# WORK TO BE COMPLETED
Every record that follows should appear again in your answer, exactly the same.

# THE INPUT
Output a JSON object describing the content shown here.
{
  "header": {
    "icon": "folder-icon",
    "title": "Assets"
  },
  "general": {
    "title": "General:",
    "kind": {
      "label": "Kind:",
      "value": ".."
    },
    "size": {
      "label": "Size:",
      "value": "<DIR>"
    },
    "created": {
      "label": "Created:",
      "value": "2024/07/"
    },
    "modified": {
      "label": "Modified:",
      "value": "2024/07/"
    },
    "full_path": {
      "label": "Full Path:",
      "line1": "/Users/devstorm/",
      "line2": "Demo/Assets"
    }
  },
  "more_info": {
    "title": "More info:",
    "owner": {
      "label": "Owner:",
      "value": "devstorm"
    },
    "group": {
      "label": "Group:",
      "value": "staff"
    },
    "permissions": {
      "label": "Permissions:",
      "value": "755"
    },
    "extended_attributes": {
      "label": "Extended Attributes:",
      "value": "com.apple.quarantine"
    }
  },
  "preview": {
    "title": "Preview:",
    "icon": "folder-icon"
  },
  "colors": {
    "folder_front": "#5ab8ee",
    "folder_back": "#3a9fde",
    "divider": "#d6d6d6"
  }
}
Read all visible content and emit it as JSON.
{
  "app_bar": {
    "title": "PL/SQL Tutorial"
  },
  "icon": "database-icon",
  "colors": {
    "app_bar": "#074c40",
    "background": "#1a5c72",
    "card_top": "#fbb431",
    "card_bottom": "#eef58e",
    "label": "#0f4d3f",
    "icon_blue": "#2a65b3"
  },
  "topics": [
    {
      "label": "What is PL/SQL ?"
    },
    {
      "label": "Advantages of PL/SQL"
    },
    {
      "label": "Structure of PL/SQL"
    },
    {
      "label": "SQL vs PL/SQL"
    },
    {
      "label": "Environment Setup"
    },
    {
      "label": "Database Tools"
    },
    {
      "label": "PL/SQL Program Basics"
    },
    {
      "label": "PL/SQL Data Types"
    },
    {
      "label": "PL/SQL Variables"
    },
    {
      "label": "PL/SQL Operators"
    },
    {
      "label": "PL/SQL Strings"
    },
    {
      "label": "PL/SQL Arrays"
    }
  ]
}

# RESPONSE AREA
Output a JSON object describing the content shown here.
{
  "header": {
    "icon": "folder-icon",
    "title": "Assets"
  },
  "general": {
    "title": "General:",
    "kind": {
      "label": "Kind:",
      "value": ".."
    },
    "size": {
      "label": "Size:",
      "value": "<DIR>"
    },
    "created": {
      "label": "Created:",
      "value": "2024/07/"
    },
    "modified": {
      "label": "Modified:",
      "value": "2024/07/"
    },
    "full_path": {
      "label": "Full Path:",
      "line1": "/Users/devstorm/",
      "line2": "Demo/Assets"
    }
  },
  "more_info": {
    "title": "More info:",
    "owner": {
      "label": "Owner:",
      "value": "devstorm"
    },
    "group": {
      "label": "Group:",
      "value": "staff"
    },
    "permissions": {
      "label": "Permissions:",
      "value": "755"
    },
    "extended_attributes": {
      "label": "Extended Attributes:",
      "value": "com.apple.quarantine"
    }
  },
  "preview": {
    "title": "Preview:",
    "icon": "folder-icon"
  },
  "colors": {
    "folder_front": "#5ab8ee",
    "folder_back": "#3a9fde",
    "divider": "#d6d6d6"
  }
}
Read all visible content and emit it as JSON.
{
  "app_bar": {
    "title": "PL/SQL Tutorial"
  },
  "icon": "database-icon",
  "colors": {
    "app_bar": "#074c40",
    "background": "#1a5c72",
    "card_top": "#fbb431",
    "card_bottom": "#eef58e",
    "label": "#0f4d3f",
    "icon_blue": "#2a65b3"
  },
  "topics": [
    {
      "label": "What is PL/SQL ?"
    },
    {
      "label": "Advantages of PL/SQL"
    },
    {
      "label": "Structure of PL/SQL"
    },
    {
      "label": "SQL vs PL/SQL"
    },
    {
      "label": "Environment Setup"
    },
    {
      "label": "Database Tools"
    },
    {
      "label": "PL/SQL Program Basics"
    },
    {
      "label": "PL/SQL Data Types"
    },
    {
      "label": "PL/SQL Variables"
    },
    {
      "label": "PL/SQL Operators"
    },
    {
      "label": "PL/SQL Strings"
    },
    {
      "label": "PL/SQL Arrays"
    }
  ]
}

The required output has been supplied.